Today, we have a *very* informative guest post by Mike Freiberg. Mike is a staff writer for HomeDaddys, a resource for stay-at-home dads, work-at-home dads, and everything in between. He’s a handyman, an amateur astronomer, and a tech junkie, who loves being home with his two kids. He lives in Austin.
It isn’t the biggest, or the flashiest—but it’s definitely the priciest
The new One World Trade Center (or Freedom Tower) has been a difficult project to get moving since it was announced nearly twelve years ago. Numerous architects and dozens of possible designs were considered, and ultimately scrapped, as the project underwent one reinvention after another. The project was finally completed May 10th of this year, rising to a symbolic 1,776 feet, and running up a bill of just under $4 billion—making it (by far) the most expensive skyscraper ever built.
For comparison, the Burj Khalifa, currently the tallest building in the world, dwarfs One WTC by over 1,000 feet, and is much more lavishly appointed—but was built for less than half the price ($1.5 billion). So where did One World Trade Center’s nearly $4 billion price tag come from?
The world’s first fortress skyscraper
The Freedom Tower designers had to juggle several competing priorities. The tower shouldered a heavy rhetorical burden, as a symbol of fortitude and resilience—but it also had to meet the pragmatic needs of a global financial hub on an extremely valuable piece of real estate. It was a tall order; but by far the most expensive and challenging aspect of Freedom Tower’s design was security—demonstrating that the lessons of the 9/11 attacks would be taken seriously.
From the exterior, One World Trade Center looks like any other skyscraper. Inside, though, it’s built like a tank—and incorporating (and concealing) these features was the greatest source of cost overruns during the tower’s seven-year build. Here are a few of the most impressive innovations.
A towering concrete base
Unlike most skyscrapers, One World Trade Center is set on a 20-story, windowless podium of highly reinforced concrete, built to withstand a 1,500 lb. truck bomb of the type used in the 1993 World Trade Center bombing. When completed, the podium will be sheathed in prismatic glass to conceal the blast walls. The podium uses 720,000 cubic feet of “iCrete”, an expensive designer concrete mixture capable of withstanding 14,000 pounds per square inch of pressure—nearly three times the compressive strength of normal high-rise concrete.
A colossal air-quality apparatus
While the exterior is fortified against explosions and impact, designers also considered the threat of biological and chemical attacks, as well as fire, sparing no expense for One World Trade Center’s internal air system. Each stairwell is composed of reinforced concrete, with a separate, pressurized air supply to keep them operational in the event of an emergency.
The building is also dotted with biological and chemical filters and detectors, as well as ventilation shafts that can quickly expel contaminants as soon as they are detected.
Fortified, secure elevator shafts
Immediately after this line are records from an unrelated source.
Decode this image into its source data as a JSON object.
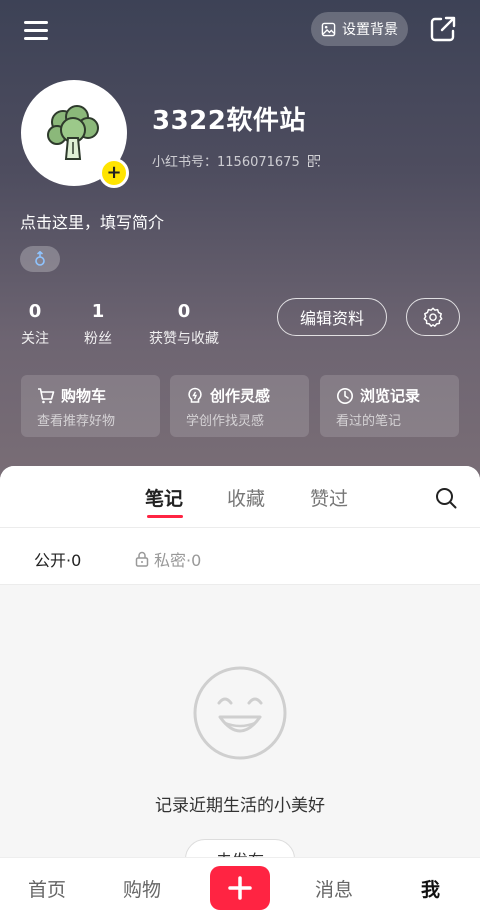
{
  "colors": {
    "accent": "#ff2442",
    "avatar_badge": "#ffe400"
  },
  "topbar": {
    "set_background_label": "设置背景",
    "icons": [
      "menu-icon",
      "image-icon",
      "share-icon"
    ]
  },
  "profile": {
    "username": "3322软件站",
    "red_id": "小红书号：1156071675",
    "bio": "点击这里，填写简介",
    "avatar_badge": "+"
  },
  "stats": [
    {
      "num": "0",
      "label": "关注"
    },
    {
      "num": "1",
      "label": "粉丝"
    },
    {
      "num": "0",
      "label": "获赞与收藏"
    }
  ],
  "actions": {
    "edit_label": "编辑资料"
  },
  "cards": [
    {
      "title": "购物车",
      "sub": "查看推荐好物",
      "icon": "cart-icon"
    },
    {
      "title": "创作灵感",
      "sub": "学创作找灵感",
      "icon": "bulb-icon"
    },
    {
      "title": "浏览记录",
      "sub": "看过的笔记",
      "icon": "clock-icon"
    }
  ],
  "tabs": [
    "笔记",
    "收藏",
    "赞过"
  ],
  "subtabs": {
    "public": "公开·0",
    "private": "私密·0"
  },
  "empty": {
    "text": "记录近期生活的小美好",
    "button": "去发布"
  },
  "nav": [
    "首页",
    "购物",
    "消息",
    "我"
  ]
}
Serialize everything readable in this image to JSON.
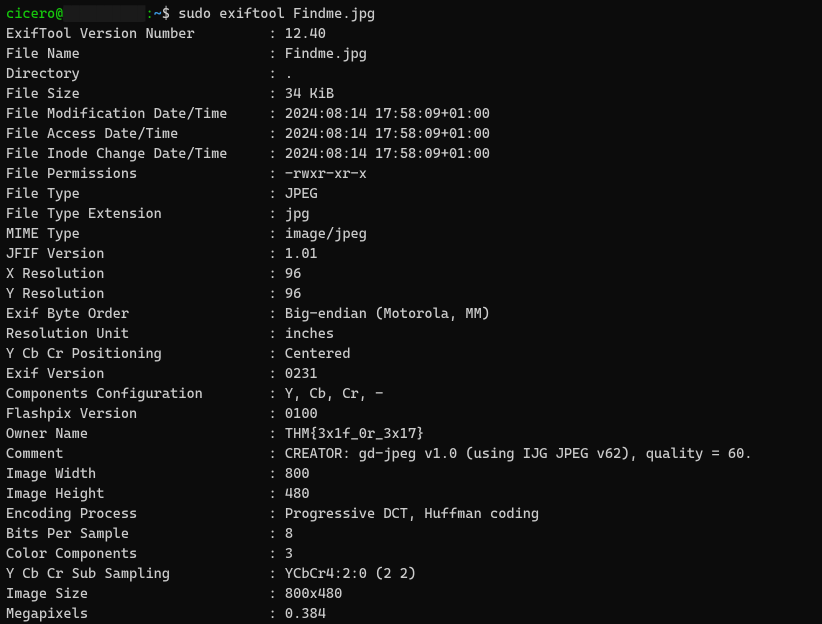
{
  "prompt": {
    "user": "cicero",
    "at": "@",
    "hidden_host": "██████████",
    "separator": ":",
    "path": "~",
    "symbol": "$ ",
    "command": "sudo exiftool Findme.jpg"
  },
  "rows": [
    {
      "label": "ExifTool Version Number",
      "value": "12.40"
    },
    {
      "label": "File Name",
      "value": "Findme.jpg"
    },
    {
      "label": "Directory",
      "value": "."
    },
    {
      "label": "File Size",
      "value": "34 KiB"
    },
    {
      "label": "File Modification Date/Time",
      "value": "2024:08:14 17:58:09+01:00"
    },
    {
      "label": "File Access Date/Time",
      "value": "2024:08:14 17:58:09+01:00"
    },
    {
      "label": "File Inode Change Date/Time",
      "value": "2024:08:14 17:58:09+01:00"
    },
    {
      "label": "File Permissions",
      "value": "-rwxr-xr-x"
    },
    {
      "label": "File Type",
      "value": "JPEG"
    },
    {
      "label": "File Type Extension",
      "value": "jpg"
    },
    {
      "label": "MIME Type",
      "value": "image/jpeg"
    },
    {
      "label": "JFIF Version",
      "value": "1.01"
    },
    {
      "label": "X Resolution",
      "value": "96"
    },
    {
      "label": "Y Resolution",
      "value": "96"
    },
    {
      "label": "Exif Byte Order",
      "value": "Big-endian (Motorola, MM)"
    },
    {
      "label": "Resolution Unit",
      "value": "inches"
    },
    {
      "label": "Y Cb Cr Positioning",
      "value": "Centered"
    },
    {
      "label": "Exif Version",
      "value": "0231"
    },
    {
      "label": "Components Configuration",
      "value": "Y, Cb, Cr, -"
    },
    {
      "label": "Flashpix Version",
      "value": "0100"
    },
    {
      "label": "Owner Name",
      "value": "THM{3x1f_0r_3x17}"
    },
    {
      "label": "Comment",
      "value": "CREATOR: gd-jpeg v1.0 (using IJG JPEG v62), quality = 60."
    },
    {
      "label": "Image Width",
      "value": "800"
    },
    {
      "label": "Image Height",
      "value": "480"
    },
    {
      "label": "Encoding Process",
      "value": "Progressive DCT, Huffman coding"
    },
    {
      "label": "Bits Per Sample",
      "value": "8"
    },
    {
      "label": "Color Components",
      "value": "3"
    },
    {
      "label": "Y Cb Cr Sub Sampling",
      "value": "YCbCr4:2:0 (2 2)"
    },
    {
      "label": "Image Size",
      "value": "800x480"
    },
    {
      "label": "Megapixels",
      "value": "0.384"
    }
  ],
  "label_width": 32
}
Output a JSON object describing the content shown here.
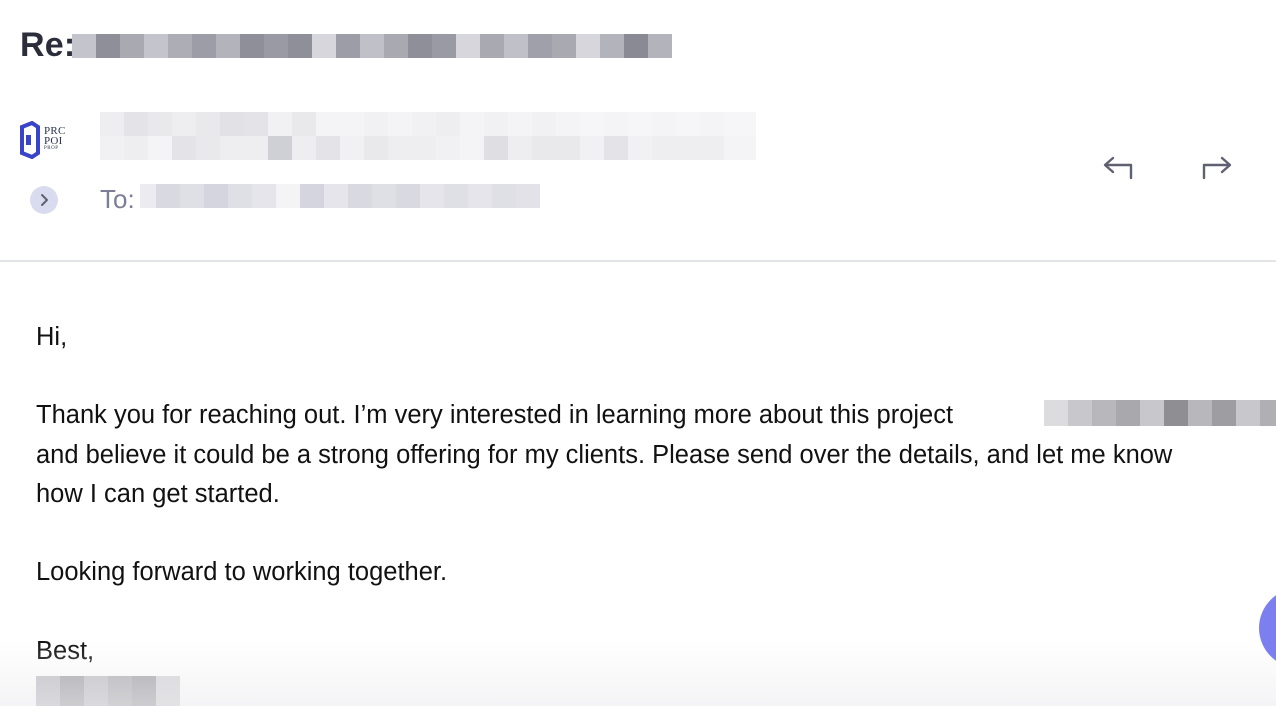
{
  "email": {
    "subject_prefix": "Re:",
    "to_label": "To:",
    "logo": {
      "text_line1": "PRC",
      "text_line2": "POI",
      "text_line3": "PROP",
      "brand_color": "#3a44c8"
    },
    "actions": {
      "reply_icon": "reply-arrow-icon",
      "forward_icon": "forward-arrow-icon",
      "expand_icon": "chevron-right-icon"
    },
    "body": {
      "greeting": "Hi,",
      "paragraph_line1": "Thank you for reaching out. I’m very interested in learning more about this project",
      "paragraph_line2": "and believe it could be a strong offering for my clients. Please send over the details, and let me know",
      "paragraph_line3": "how I can get started.",
      "closing_line": "Looking forward to working together.",
      "signoff": "Best,"
    }
  },
  "colors": {
    "subject_text": "#2b2e3a",
    "to_label": "#7a7e96",
    "expand_button_bg": "#d9dcee",
    "divider": "#e3e4e8",
    "fab": "#7b7ff0",
    "icon_gray": "#5f6170"
  }
}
One World Trade Center’s elevators are encased in three feet of concrete, and serve as an internal “spine” for the building, to prevent collapse in the event that the steel exoskeleton gives way (as it did in the September 11th attacks). The tower contains 71 elevators, none of which have buttons—instead, the car identifies each passenger, and will only bring them to the floor for which they are authorized, at an impressive 23 miles per hour. It remains to be seen how smoothly this system will operate—the building will open late this year.
An integrated security and safety network
Perhaps unsurprisingly, Freedom Tower will feature over 400 closed-circuit surveillance cameras, networked security doors, temperature and air quality monitors, and automated elevators connected via a huge web of shielded communications cables. Security teams will have a constant stream of richly-detailed status reports from across the building, so that even minor problems like electrical failures or a buzzing smoke detector reach security instantaneously. Early on, this security grid will also incorporate airport-style checkpoints and electrified fencing on the tower grounds, but those measures will be phased out after several months of normal operation.
Of course, these mammoth security expenses have been highly controversial—what seems like an appropriate symbol of vigilance to some, manifests paranoia to others—but however you interpret them, it’s not all that surprising that One World Trade Center is now the world’s most expensive skyscraper.
Thanks, Mike, for the detailed information on the newest symbol in the NYC skyline.
What do you think about the Freedom Tower? Is it money well spent? Over-engineered to death? Share in the comments section, below.
The elevator is simply amazing if it really works out. I knew there were going to be extra security measures, but to see them laid out and then the expense of it is quite amazing.
I didn’t know any of this. I think it’s a good thing to prepare this building for any future attacks and I’m glad that these measures were made.
Thanks for your comment, Sandy!
I think the fortified elevator shaft is a very clever design move indeed, although I am not sure how the “no buttons” will work out in the case of an emergency
Thanks, DL Architects, for your comments. Yes, the “No buttons” seems like it could have some glitches, doesn’t it?